if, with Firestone, we transfer our focus from economics to sex, that is, from production to reproduction, the Marxist terminology itself begins to make more sense. For there is very clearly a large group of women who by reason both of exploitation and importance to the society perfectly answer the requirements of the vanguard, and who are increasingly closely in touch with one another. These women are, of course, mothers.
For Alpert, all prior analyses of oppression ( from Marxism) and understandings of the woman as other (from de Beauvoir) are inadequate because they are reactionary and oppositional. Instead “the uprising of the women” leading to “the end of oppression” must be based on “an affirmation of the power of female consciousness, of the Mother,” although Alpert makes clear she means all women as potential mothers, as opposed to literal mothers.

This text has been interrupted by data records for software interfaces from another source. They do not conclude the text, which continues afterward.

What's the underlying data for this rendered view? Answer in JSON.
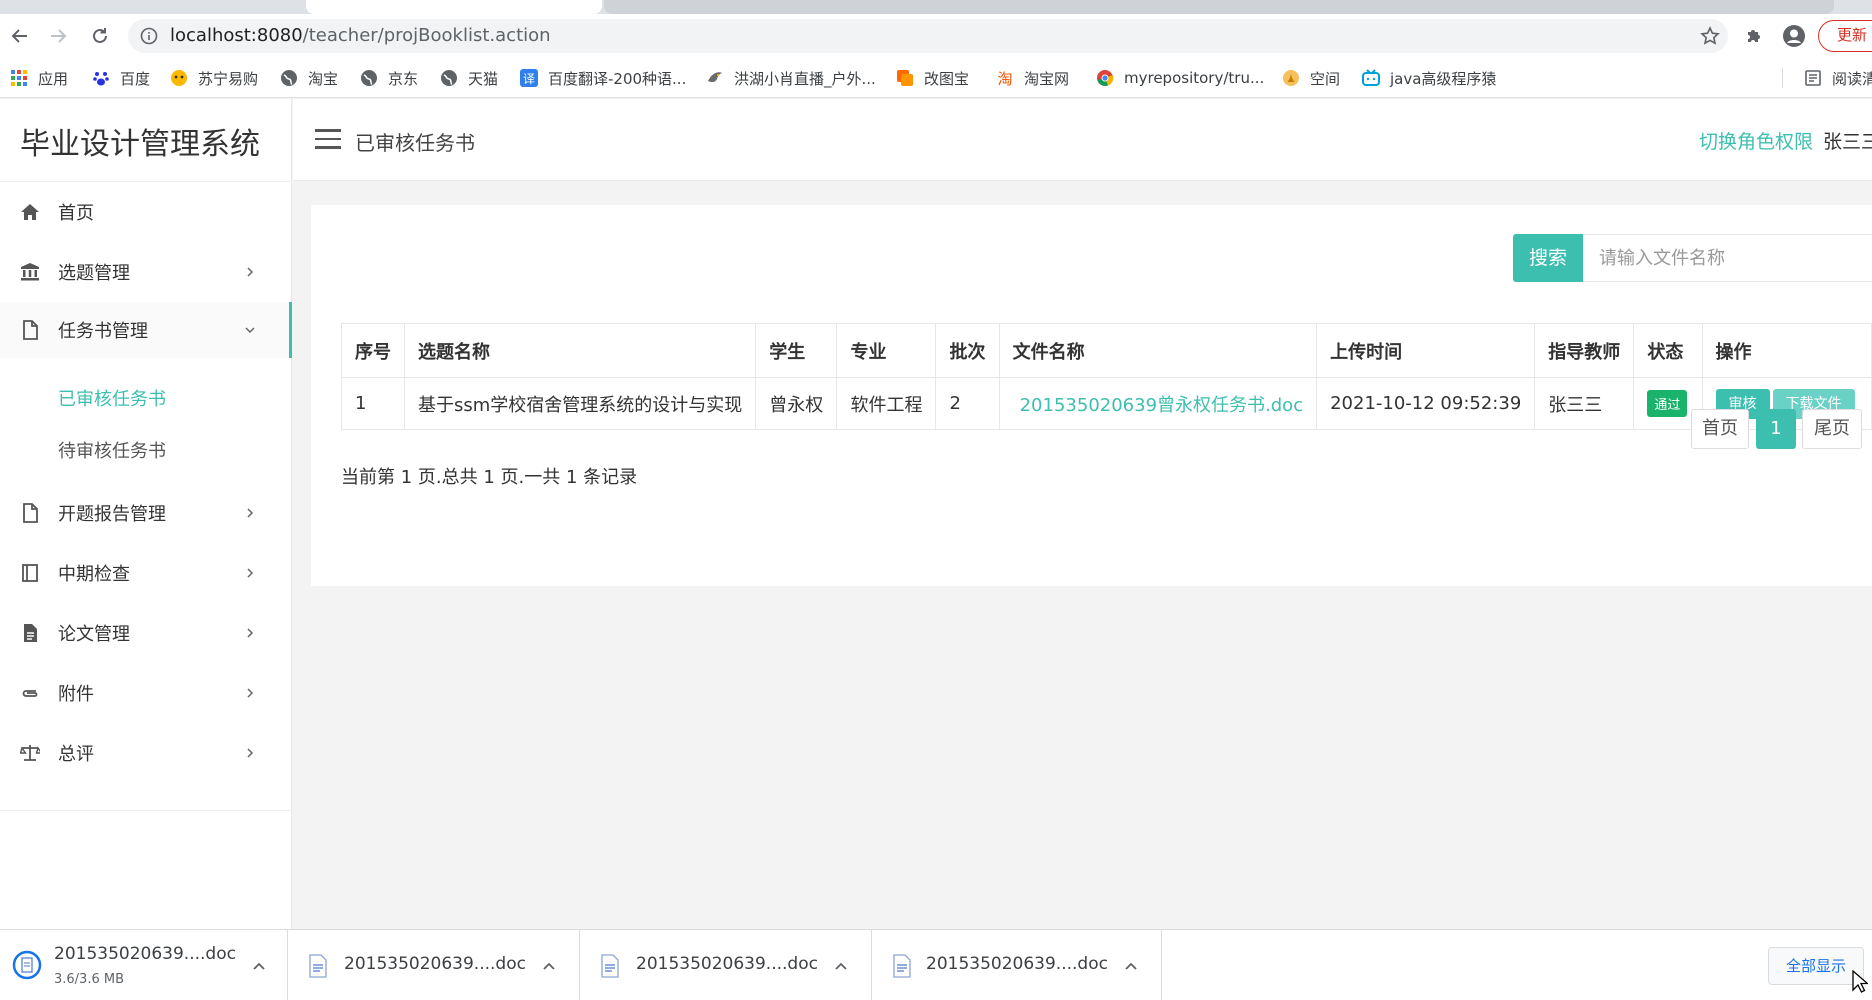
{
  "browser": {
    "url_host": "localhost:8080",
    "url_path": "/teacher/projBooklist.action",
    "update_label": "更新",
    "bookmarks": [
      {
        "label": "应用",
        "icon": "apps-grid-icon"
      },
      {
        "label": "百度",
        "icon": "baidu-paw-icon"
      },
      {
        "label": "苏宁易购",
        "icon": "suning-icon"
      },
      {
        "label": "淘宝",
        "icon": "globe-icon"
      },
      {
        "label": "京东",
        "icon": "globe-icon"
      },
      {
        "label": "天猫",
        "icon": "globe-icon"
      },
      {
        "label": "百度翻译-200种语...",
        "icon": "translate-icon"
      },
      {
        "label": "洪湖小肖直播_户外...",
        "icon": "bird-icon"
      },
      {
        "label": "改图宝",
        "icon": "gaitubao-icon"
      },
      {
        "label": "淘宝网",
        "icon": "taobao-icon"
      },
      {
        "label": "myrepository/tru...",
        "icon": "chrome-icon"
      },
      {
        "label": "空间",
        "icon": "qzone-icon"
      },
      {
        "label": "java高级程序猿",
        "icon": "bilibili-icon"
      }
    ],
    "reading_list_label": "阅读清"
  },
  "sidebar": {
    "brand": "毕业设计管理系统",
    "items": [
      {
        "label": "首页",
        "icon": "home-icon"
      },
      {
        "label": "选题管理",
        "icon": "bank-icon"
      },
      {
        "label": "任务书管理",
        "icon": "file-icon"
      },
      {
        "label": "开题报告管理",
        "icon": "file-icon"
      },
      {
        "label": "中期检查",
        "icon": "book-icon"
      },
      {
        "label": "论文管理",
        "icon": "document-icon"
      },
      {
        "label": "附件",
        "icon": "paperclip-icon"
      },
      {
        "label": "总评",
        "icon": "scale-icon"
      }
    ],
    "subitems": [
      "已审核任务书",
      "待审核任务书"
    ]
  },
  "topbar": {
    "title": "已审核任务书",
    "switch_role": "切换角色权限",
    "user": "张三三"
  },
  "search": {
    "button": "搜索",
    "placeholder": "请输入文件名称"
  },
  "table": {
    "headers": [
      "序号",
      "选题名称",
      "学生",
      "专业",
      "批次",
      "文件名称",
      "上传时间",
      "指导教师",
      "状态",
      "操作"
    ],
    "rows": [
      {
        "index": "1",
        "topic": "基于ssm学校宿舍管理系统的设计与实现",
        "student": "曾永权",
        "major": "软件工程",
        "batch": "2",
        "file": "201535020639曾永权任务书.doc",
        "upload_time": "2021-10-12 09:52:39",
        "teacher": "张三三",
        "status": "通过",
        "actions": [
          "审核",
          "下载文件"
        ]
      }
    ]
  },
  "pagination": {
    "info": "当前第 1 页.总共 1 页.一共 1 条记录",
    "first": "首页",
    "current": "1",
    "last": "尾页"
  },
  "downloads": {
    "items": [
      {
        "name": "201535020639....doc",
        "size": "3.6/3.6 MB"
      },
      {
        "name": "201535020639....doc"
      },
      {
        "name": "201535020639....doc"
      },
      {
        "name": "201535020639....doc"
      }
    ],
    "show_all": "全部显示"
  },
  "colors": {
    "accent": "#3dbfb0",
    "pass": "#1ab36b",
    "update": "#d93025"
  }
}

Reaction to Mother Right was mixed and off our backs published a series of articles alternately praising and condemning Alpert. However, when Alpert “came out” from underground in 1974 and turned herself into the FBI all hell broke loose in the women’s liberation movement. Because Alpert depicted herself as “committed to Woman’s Revolution and to building women’s culture” many of her ideas are often attributed to all activists interested in women’s culture. This conflation was furthered when support or condemnation of Alpert became something of a proxy fight over the ideological trajectory in the women’s liberation movement. An open letter of condemnation spurred the circulation of a petition in support of Alpert. The wording of the petition, signed by many women, not only those interested in women’s culture, could be interpreted as protesting against censorship of Alpert in the feminist press and not necessarily for her politics or positions, but it has not always been understood as such. In Echols’ Daring to Be Bad, for example, support for Jane Alpert is one of the signal moments in the ‘ascendence” of “cultural feminism.”
In The Politics of Women’s Culture, I argue instead, that the Alpert case is one of the steps in which women’s culture becomes conflated with “cultural feminism” because there were, from the inception of the women’s liberation movement, activists who drew on ideas of women’s culture, not necessarily derived from biological determinism, or historical matriarchy, to craft narratives of empowerment out of the experiences of women’s oppression in the past.
More parallels are found in the NYT piece on Judith Clark, which largely focuses on the role motherhood played in Clark’s “radical transformation.”